• TASK ITEM
Lines with the word "Ungeprüft" are the ones wanted. Copy each of them from the entries below.

Records from a data source:
━━━━━━━━━━━━━━━━━━━━━━━━━━━━━━
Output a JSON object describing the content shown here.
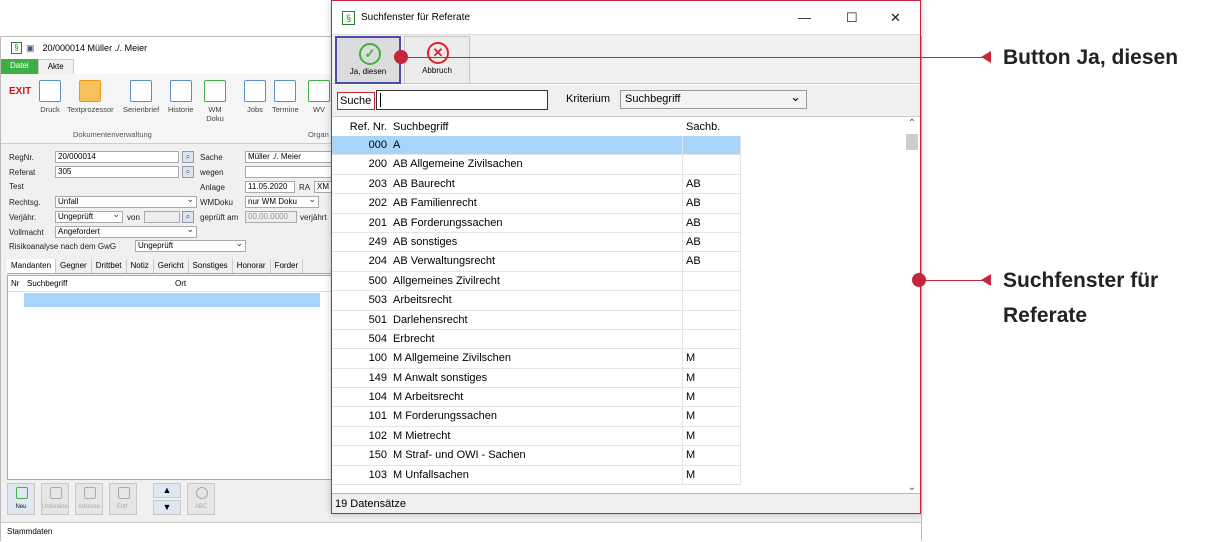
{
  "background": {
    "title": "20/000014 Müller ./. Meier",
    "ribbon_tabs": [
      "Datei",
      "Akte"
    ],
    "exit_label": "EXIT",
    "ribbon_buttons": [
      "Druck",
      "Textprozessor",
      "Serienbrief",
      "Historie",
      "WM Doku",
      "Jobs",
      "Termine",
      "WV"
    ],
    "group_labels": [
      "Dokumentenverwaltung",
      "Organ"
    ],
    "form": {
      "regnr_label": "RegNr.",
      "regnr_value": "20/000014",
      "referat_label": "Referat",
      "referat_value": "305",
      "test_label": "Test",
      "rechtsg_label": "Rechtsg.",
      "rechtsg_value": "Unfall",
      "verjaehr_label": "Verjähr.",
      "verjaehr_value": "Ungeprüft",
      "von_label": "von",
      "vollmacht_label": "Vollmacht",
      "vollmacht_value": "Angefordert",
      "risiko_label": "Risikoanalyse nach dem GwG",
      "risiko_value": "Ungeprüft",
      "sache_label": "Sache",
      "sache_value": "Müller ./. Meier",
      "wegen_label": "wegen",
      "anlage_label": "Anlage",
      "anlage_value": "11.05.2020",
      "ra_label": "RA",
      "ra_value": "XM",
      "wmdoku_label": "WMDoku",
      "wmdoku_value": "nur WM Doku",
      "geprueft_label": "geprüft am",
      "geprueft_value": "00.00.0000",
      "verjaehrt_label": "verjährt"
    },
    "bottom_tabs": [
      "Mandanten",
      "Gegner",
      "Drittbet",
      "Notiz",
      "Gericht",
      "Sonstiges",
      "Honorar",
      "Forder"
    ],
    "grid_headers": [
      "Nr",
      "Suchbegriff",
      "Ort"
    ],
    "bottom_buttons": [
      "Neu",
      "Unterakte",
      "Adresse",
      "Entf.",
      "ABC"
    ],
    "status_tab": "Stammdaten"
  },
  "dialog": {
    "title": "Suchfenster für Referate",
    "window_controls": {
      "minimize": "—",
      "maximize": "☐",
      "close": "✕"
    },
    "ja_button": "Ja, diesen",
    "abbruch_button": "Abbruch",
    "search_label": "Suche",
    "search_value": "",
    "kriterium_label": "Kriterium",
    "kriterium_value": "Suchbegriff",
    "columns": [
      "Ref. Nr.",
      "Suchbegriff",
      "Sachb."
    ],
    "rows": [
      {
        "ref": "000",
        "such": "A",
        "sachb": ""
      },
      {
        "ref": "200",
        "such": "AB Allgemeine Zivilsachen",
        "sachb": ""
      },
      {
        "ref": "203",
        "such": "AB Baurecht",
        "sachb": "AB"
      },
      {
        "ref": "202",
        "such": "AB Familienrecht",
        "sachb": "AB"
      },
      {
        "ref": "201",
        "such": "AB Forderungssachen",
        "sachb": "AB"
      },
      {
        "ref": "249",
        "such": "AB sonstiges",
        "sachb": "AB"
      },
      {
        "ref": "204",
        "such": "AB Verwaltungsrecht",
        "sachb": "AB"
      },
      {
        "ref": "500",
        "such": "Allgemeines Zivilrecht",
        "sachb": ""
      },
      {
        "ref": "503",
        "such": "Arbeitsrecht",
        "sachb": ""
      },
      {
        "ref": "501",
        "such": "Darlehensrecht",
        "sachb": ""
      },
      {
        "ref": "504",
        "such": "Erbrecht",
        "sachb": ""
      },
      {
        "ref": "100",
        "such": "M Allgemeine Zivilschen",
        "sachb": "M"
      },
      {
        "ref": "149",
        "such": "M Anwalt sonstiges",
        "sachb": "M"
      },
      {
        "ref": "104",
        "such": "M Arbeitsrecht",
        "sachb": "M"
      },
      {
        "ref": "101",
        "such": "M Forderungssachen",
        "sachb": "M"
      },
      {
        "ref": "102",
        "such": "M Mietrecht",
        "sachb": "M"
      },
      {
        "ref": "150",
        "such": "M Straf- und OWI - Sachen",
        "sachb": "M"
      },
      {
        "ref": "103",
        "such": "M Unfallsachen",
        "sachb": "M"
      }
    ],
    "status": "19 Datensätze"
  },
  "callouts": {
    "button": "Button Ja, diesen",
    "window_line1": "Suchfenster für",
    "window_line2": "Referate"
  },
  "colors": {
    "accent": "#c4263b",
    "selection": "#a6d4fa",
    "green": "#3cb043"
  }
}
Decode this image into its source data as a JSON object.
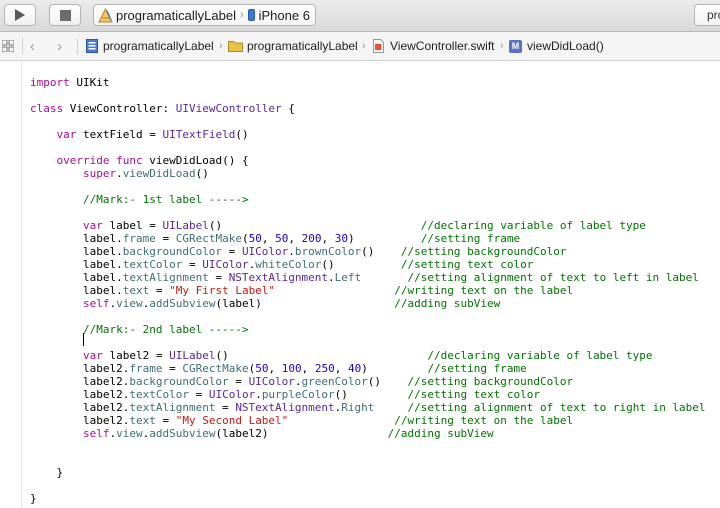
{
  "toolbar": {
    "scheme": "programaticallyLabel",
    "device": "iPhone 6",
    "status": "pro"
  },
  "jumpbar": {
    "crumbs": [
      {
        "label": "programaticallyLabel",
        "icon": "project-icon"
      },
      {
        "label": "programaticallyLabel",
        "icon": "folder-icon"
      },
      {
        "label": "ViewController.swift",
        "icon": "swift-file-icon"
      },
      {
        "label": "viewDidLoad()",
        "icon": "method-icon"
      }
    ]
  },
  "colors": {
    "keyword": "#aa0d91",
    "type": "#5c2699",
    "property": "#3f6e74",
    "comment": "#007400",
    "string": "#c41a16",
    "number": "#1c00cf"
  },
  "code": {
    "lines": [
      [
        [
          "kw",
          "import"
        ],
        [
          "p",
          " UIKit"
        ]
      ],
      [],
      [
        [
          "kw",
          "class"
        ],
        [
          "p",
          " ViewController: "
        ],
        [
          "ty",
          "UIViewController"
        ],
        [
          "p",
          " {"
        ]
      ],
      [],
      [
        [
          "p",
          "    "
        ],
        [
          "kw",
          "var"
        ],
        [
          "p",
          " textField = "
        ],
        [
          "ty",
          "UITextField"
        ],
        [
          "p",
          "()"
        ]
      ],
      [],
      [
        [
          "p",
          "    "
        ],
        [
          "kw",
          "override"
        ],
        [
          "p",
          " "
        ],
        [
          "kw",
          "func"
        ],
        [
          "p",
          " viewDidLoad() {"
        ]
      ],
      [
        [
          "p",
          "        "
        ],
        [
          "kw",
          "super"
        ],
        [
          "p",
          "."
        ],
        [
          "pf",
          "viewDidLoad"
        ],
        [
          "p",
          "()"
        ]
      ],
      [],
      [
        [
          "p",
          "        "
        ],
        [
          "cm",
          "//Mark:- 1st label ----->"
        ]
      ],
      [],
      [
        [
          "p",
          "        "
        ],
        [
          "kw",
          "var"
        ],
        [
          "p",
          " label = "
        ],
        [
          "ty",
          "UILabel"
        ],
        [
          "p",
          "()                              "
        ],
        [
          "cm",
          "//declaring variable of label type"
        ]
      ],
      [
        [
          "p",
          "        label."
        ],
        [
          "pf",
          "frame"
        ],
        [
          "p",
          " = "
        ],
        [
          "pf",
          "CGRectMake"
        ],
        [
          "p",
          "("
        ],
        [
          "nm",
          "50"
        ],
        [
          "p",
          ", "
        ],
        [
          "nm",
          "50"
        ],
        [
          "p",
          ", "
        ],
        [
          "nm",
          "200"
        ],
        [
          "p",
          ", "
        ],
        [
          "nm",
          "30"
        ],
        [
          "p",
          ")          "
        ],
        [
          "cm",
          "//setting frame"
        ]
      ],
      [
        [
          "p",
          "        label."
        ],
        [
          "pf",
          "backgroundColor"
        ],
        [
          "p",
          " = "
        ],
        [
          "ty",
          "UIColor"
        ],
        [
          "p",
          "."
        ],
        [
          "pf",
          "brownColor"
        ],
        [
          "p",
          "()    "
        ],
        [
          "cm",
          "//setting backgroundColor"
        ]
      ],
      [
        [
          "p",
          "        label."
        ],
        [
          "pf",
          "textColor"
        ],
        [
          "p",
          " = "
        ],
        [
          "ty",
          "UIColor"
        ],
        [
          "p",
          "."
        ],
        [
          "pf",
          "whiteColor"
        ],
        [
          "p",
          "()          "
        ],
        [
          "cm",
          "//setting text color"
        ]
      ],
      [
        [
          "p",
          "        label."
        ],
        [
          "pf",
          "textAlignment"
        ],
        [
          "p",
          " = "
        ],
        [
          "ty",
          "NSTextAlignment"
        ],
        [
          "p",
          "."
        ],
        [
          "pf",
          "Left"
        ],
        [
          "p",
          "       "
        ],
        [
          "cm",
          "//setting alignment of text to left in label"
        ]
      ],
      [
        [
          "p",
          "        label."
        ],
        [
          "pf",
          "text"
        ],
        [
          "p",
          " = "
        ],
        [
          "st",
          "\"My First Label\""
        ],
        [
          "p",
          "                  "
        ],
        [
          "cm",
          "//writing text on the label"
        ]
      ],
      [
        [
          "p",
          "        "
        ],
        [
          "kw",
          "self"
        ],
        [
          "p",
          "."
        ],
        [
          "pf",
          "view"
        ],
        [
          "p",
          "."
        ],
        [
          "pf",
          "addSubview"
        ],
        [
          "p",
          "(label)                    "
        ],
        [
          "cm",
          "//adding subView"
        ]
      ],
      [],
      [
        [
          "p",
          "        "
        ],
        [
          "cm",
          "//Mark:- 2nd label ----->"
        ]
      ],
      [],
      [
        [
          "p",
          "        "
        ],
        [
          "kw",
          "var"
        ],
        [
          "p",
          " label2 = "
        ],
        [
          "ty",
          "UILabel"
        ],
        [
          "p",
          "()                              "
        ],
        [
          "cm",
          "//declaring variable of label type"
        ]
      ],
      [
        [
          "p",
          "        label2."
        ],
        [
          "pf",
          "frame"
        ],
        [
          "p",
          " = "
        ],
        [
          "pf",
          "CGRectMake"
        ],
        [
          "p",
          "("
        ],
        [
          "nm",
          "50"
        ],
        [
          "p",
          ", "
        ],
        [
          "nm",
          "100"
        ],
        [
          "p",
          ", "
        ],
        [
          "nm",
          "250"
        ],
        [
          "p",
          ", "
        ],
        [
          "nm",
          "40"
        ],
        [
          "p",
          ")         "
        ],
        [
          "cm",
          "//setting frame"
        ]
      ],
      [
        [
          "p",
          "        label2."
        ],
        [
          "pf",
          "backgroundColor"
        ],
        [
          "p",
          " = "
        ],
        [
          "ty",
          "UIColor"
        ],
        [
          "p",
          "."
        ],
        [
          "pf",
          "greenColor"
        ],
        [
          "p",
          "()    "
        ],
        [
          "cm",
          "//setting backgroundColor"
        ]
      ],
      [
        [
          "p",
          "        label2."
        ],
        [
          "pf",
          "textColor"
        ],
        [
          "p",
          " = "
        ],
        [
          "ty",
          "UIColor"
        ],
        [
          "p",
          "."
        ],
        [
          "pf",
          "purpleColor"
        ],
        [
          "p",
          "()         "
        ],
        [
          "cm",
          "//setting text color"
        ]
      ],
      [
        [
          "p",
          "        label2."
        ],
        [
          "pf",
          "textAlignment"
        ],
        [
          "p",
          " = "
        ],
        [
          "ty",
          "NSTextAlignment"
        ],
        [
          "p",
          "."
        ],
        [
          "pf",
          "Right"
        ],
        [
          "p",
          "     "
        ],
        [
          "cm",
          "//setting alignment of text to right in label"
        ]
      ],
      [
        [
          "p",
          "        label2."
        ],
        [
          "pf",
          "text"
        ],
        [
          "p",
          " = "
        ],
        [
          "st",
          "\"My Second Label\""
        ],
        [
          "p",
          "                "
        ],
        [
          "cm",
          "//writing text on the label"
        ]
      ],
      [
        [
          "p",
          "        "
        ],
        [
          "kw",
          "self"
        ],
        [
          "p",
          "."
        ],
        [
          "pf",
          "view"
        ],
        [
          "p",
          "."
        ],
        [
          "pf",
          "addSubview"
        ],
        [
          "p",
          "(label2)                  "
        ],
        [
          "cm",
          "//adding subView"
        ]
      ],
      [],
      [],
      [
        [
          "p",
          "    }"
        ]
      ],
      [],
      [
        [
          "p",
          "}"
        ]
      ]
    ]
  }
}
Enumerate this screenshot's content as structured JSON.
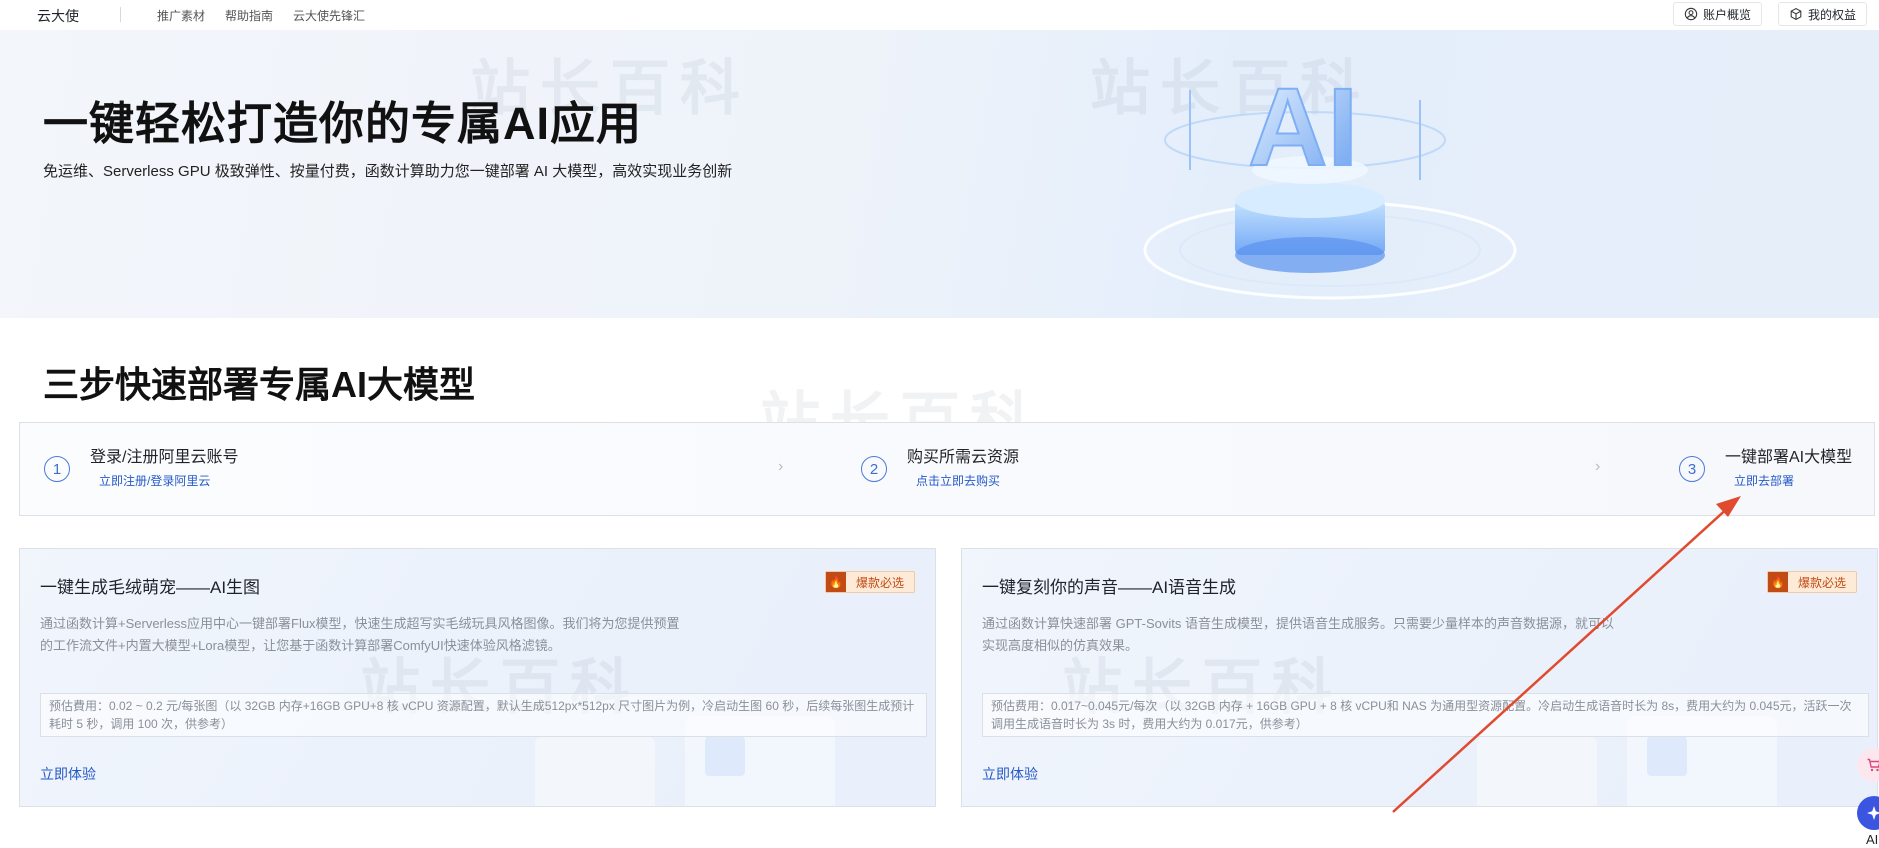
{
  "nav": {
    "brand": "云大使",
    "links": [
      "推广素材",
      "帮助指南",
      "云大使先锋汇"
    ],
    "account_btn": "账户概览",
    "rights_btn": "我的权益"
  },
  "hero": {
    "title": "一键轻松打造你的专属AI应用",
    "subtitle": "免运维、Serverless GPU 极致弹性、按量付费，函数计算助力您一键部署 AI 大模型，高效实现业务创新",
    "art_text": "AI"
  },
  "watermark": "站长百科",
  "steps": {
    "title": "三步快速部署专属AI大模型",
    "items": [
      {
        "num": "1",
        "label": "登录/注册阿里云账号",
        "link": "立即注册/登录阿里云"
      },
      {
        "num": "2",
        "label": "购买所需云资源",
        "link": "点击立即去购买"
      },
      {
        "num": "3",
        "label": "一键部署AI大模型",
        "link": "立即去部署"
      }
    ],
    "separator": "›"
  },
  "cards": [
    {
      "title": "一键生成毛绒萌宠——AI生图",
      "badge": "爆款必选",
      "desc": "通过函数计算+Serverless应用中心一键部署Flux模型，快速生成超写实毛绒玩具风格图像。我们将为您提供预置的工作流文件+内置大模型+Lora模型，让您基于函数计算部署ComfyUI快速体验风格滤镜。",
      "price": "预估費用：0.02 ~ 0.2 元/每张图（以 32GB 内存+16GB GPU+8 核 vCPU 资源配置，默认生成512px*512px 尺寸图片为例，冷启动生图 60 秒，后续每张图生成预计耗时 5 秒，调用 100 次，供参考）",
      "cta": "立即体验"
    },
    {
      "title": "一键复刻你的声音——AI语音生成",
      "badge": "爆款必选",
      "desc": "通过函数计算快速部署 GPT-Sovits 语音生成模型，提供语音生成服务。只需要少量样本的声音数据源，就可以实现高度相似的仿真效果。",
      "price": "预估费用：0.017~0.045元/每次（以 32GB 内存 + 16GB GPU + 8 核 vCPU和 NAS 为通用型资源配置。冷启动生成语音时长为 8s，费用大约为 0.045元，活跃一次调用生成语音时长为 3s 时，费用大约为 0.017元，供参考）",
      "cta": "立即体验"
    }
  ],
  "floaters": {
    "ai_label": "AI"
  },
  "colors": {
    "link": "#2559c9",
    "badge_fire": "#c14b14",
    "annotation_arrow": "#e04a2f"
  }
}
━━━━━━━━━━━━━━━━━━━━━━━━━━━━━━
• SOLUTION TO THIS PROBLEM
      "verjaehr_value": "Ungeprüft",
      "risiko_value": "Ungeprüft",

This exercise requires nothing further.